Person-centered may make some people uncomfortable. Though some people may not have the same mental competencies as their peers, person-centered is still important. A person-centered approach is about each individual and what they want. It is a guiding principle for human rights that justifies humanity for us all. However, person-centered is not always used when planning the lives of people with disabilities. A person-centered approach means the disabled person can tell whoever is supporting them, what they want for themselves. It’s an awareness of who the person is and how the person wants to live in the community.
Does being person-centered mean letting someone sit on a couch all day until bedtime? Are there limits to person-centered? There are no limits to being person-centered. But what person-centered strives for is conversation. It is important for the person with a disability to be part of the conversation. It is a process that involves listening, thinking together, coaching, sharing ideas, and seeking feedback.
Being person-centered is part of an expectation we have as human beings. Not everyone is going to want to work, not everyone is going to want to live in an apartment, not everyone will want to live with a group of people, not everyone will want to be in day hab or have fun all day, not everyone has the same abilities, not everyone has the same disabilities, not everyone has disabilities, not everyone speaks the same way, not everyone has the same emotions at one time, and not everyone is the same. But everyone has the right to self-direction and choice, and the right to tell other people what they want or need to get what they want.

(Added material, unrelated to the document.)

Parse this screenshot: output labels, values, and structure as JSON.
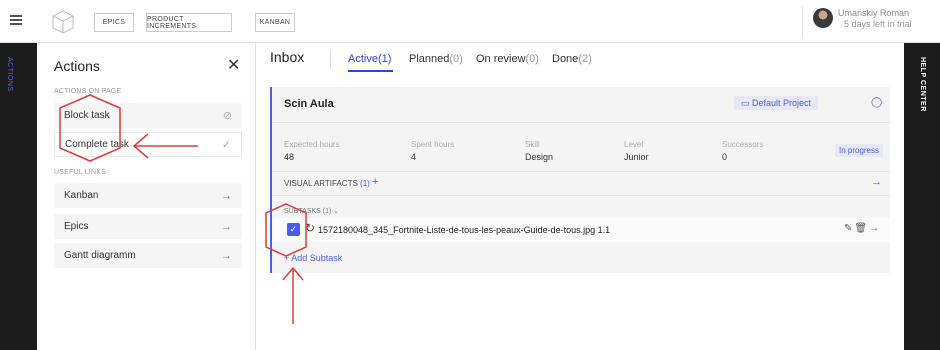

Person-centered is important for everyone, and essential for a person with a disability. Let’s be person centered all the time, not some of the time. That’s the person centered approach!